Team of lawyers create guidebook for LGBT couples in Singapore

Artwork for a guidebook that will look at how the laws here apply to aspects of lesbian, gay, bisexual and transgender (LGBT) life.
Artwork for a guidebook that will look at how the laws here apply to aspects of lesbian, gay, bisexual and transgender (LGBT) life. PHOTO: SINGAPORE LGBT LAW

SINGAPORE - What do you do when you cannot marry your long-term partner but want to buy a home together? If you want to have or adopt children, what are the laws around that?

In June, lesbian, gay, bisexual and transgender (LGBT) couples will be able to find answers to such questions in a guidebook that will look at how the laws here apply to aspects of LGBT life.

The project was started by lawyer Indulekshmi Rajeswari, 29, who identifies as a bisexual woman. She said her friends frequently asked her about the law and their LGBT relationships but she did not have the answers.

"I knew my friends were asking me because they did not know other LGBT-friendly lawyers," she said.

Hence her decision to create this Legal Guidebook for LGBT Couples & Families in Singapore, which is modelled after LGBT guidebooks in other countries such as the United States.

The book looks into "legal ambiguities" to do with marriage and cohabitation contracts, property, wills and inheritance, medical decisions and children.

A GiveAsia campaign was launched two weeks ago to fund the project. The team hit their target of $10,000 in under 24 hours and has since raised it to $15,000 - to print 2,000 copies. As of Monday (March 13), almost $18,000 had been raised.

The guidebook will be distributed to LGBT organisations and be made available for free online.

This fills a "much needed resource gap" for social workers, said Mr Leow Yangfa, executive director of LGBT counselling group Oogachaga.

Ms Indulekshmi said any lawyer can look at laws and regulations to answer various issues, but there were areas without publicly available policies.

"For example, we could not find any publicly available guidance on what is required to change one's gender legally," she said.
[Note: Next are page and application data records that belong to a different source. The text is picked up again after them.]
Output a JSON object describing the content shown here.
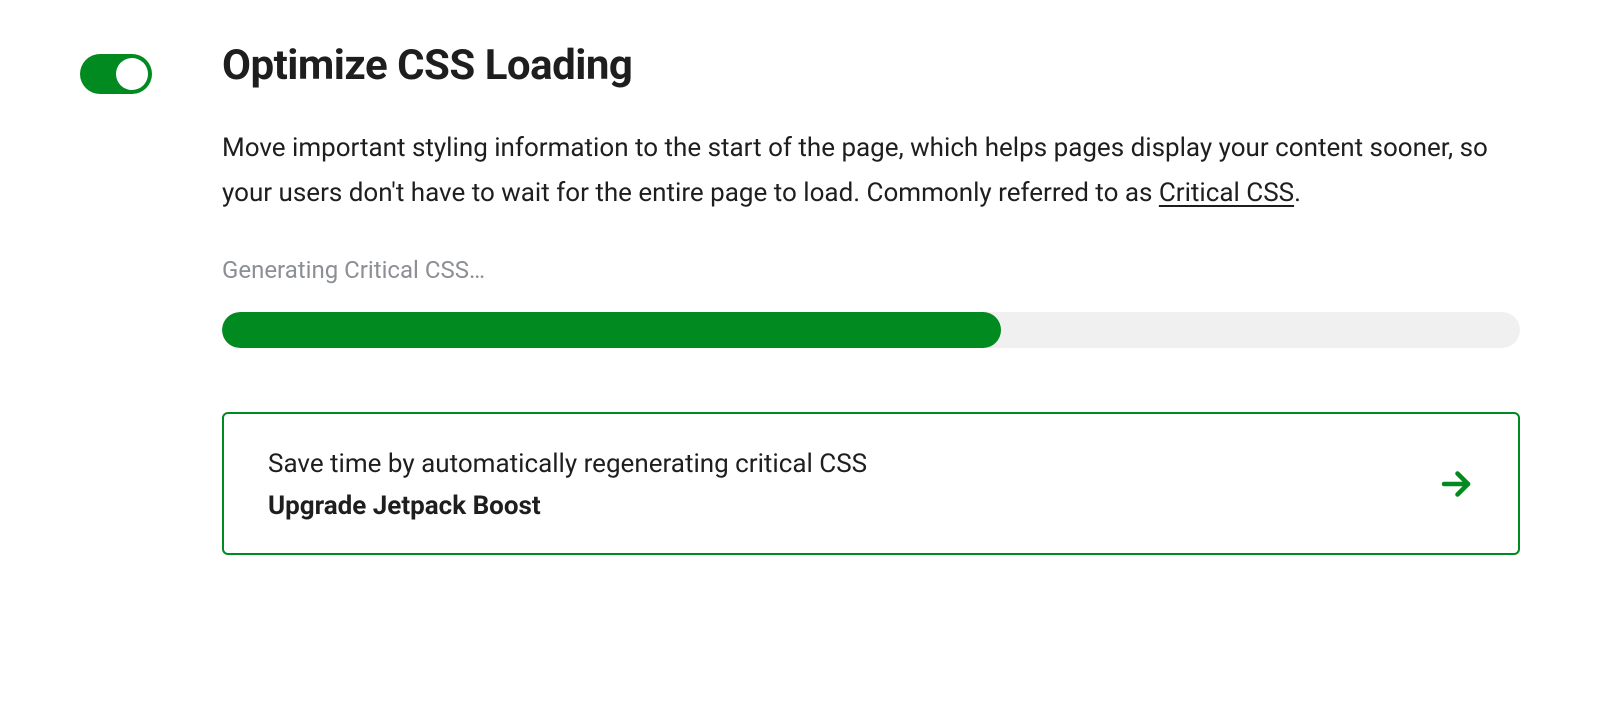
{
  "feature": {
    "enabled": true,
    "title": "Optimize CSS Loading",
    "description_before_link": "Move important styling information to the start of the page, which helps pages display your content sooner, so your users don't have to wait for the entire page to load. Commonly referred to as ",
    "description_link_text": "Critical CSS",
    "description_after_link": "."
  },
  "progress": {
    "status_text": "Generating Critical CSS…",
    "percent": 60
  },
  "cta": {
    "line1": "Save time by automatically regenerating critical CSS",
    "line2": "Upgrade Jetpack Boost"
  },
  "colors": {
    "accent": "#008a20",
    "track": "#f0f0f1",
    "text_muted": "#8c8f94"
  }
}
"This is one of the many examples of the type of legal ambiguities that LGBT people in Singapore face. It is a type of ambiguity that is often hidden or rarely discussed."

She has been working on the book since November 2015, together with a team of 18 volunteers.

They include lawyers, law students, academics working on the content, and those who do the editing, marketing and design work.

Lawyer Deryne Sim, 32, volunteered because she felt it was "much needed". She spent more than 30 hours working on chapters dealing with wills and lasting power of attorney.

PhD student Ching S. Sia, who donated $100 to the campaign, said she was glad to see a guide like that.

"It is hard to navigate being in an LGBT relationship here and I'm looking forward to the sections on children and assets," said the 33-year-old.